"This case did not seem suspicious because animals sometimes touch or collide with the fence for many minutes," Antropov said.
"It was irrelevant because it was a routine occurrence," Ben-Shitrit added. "There can be a shift with 200 fence collisions caused by animals."
But a security source claimed that if the guard was properly trained, he would have realized that it wasn't an animal rocking the fence.
While the fence does not differentiate between animal and human touch, the length of the alarms should have raised suspicion. Out of the eight warning messages that registered on the screen that evening, the longest one lasted 18 seconds.
"According to a test done after the terrorist attack, it takes 10 seconds on average to get through the fence," Antropov said. "A fat tracker got past the fence with a jump, and there was a shock that lasted maybe a few seconds."
Antropov noted that he and his fellow guards did not train extensively on the fence system.

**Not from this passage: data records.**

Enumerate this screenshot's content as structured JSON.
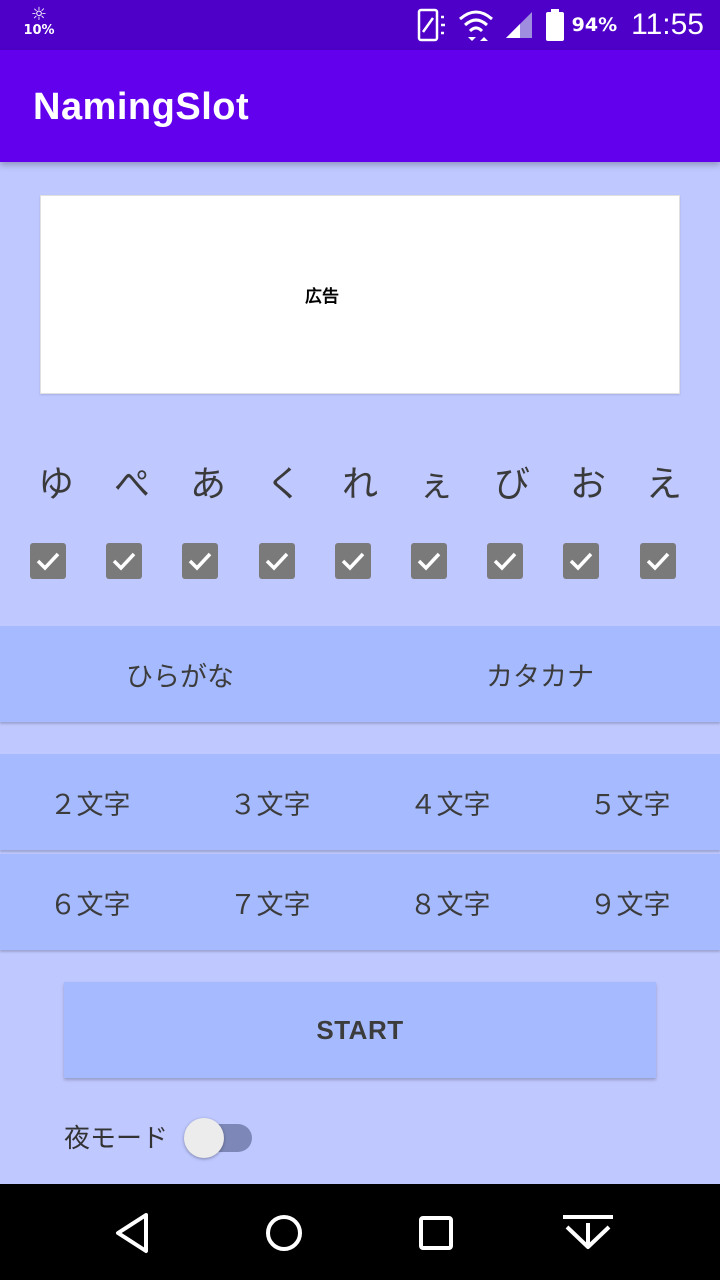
{
  "status_bar": {
    "brightness_pct": "10%",
    "battery_pct": "94%",
    "time": "11:55",
    "icons": [
      "brightness-icon",
      "vibrate-icon",
      "wifi-icon",
      "signal-icon",
      "battery-icon"
    ]
  },
  "app_bar": {
    "title": "NamingSlot"
  },
  "ad": {
    "label": "広告"
  },
  "kana": [
    "ゆ",
    "ぺ",
    "あ",
    "く",
    "れ",
    "ぇ",
    "び",
    "お",
    "え"
  ],
  "checkboxes": [
    true,
    true,
    true,
    true,
    true,
    true,
    true,
    true,
    true
  ],
  "script_type": {
    "hiragana": "ひらがな",
    "katakana": "カタカナ"
  },
  "length_buttons": {
    "row1": [
      "２文字",
      "３文字",
      "４文字",
      "５文字"
    ],
    "row2": [
      "６文字",
      "７文字",
      "８文字",
      "９文字"
    ]
  },
  "start": {
    "label": "START"
  },
  "night_mode": {
    "label": "夜モード",
    "enabled": false
  },
  "colors": {
    "status_bar": "#4e00c9",
    "app_bar": "#6200ee",
    "background": "#bfc8ff",
    "button": "#a6bbff",
    "checkbox": "#7a7a7a"
  }
}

"We were ordered to treat each warning in the dead spot in the same manner, regardless of how long it lasted, by sending a patrolman out," he said. "Only after the attack did the technician explain to us the different lengths."
Procedure changed after attack
An IDF element said that Itamar's security procedure was written by the security coordinator and an IDF regional defense officer, and signed by a brigade commander. The security coordinator was trained on the procedure by IDF officers.
"I did not see any security procedure file before the attack," Antropov said. "Now it's in the operation room."
Furthermore, before the attack it was unclear who is supposed to sign off after a false alarm sounds; the guards would notify the security coordinator, then things would return to normal. The procedure changed after the attack, requiring an IDF brigade to patrol the area of the breach if no sign of an animal is found. A brigade commander or deputy commander must sign off before routine activity is resumed.
According to a Samaria security element, the IDF usually is not dispatched in response to shocks to the fence. "While the patrol unit is notified in most cases, there were so many warning messages lately that it stopped responding to them," he said.
From 11:09 pm to 11:11 pm, another string of five warning messages registered in the Itamar operation room. Some of the messages lasted almost 30 seconds. A patrolman searched the fence, again not finding anything. The guards returned to normal, this time not notifying the security coordinator. In retrospect, it was found that at that time the killers climbed the fence on their way out. The Fogel family members were already dead.
An IDF spokesman said in response that the army is looking into the incident, and the findings of the inquiry, which should be presented before the Central Command chief and the IDF chief of staff in the coming days, will be studied and internalized. He also noted that the fence is responsibility of the regional council.
"Itamar's fence is one of the best in the world, and the defense establishment approved it," said Eitan Livne, the president and CEO of Magal Security Systems, which manufactured the fence's sensors. "It fulfils the strict criteria of few false alarms and high chances of registering true warnings."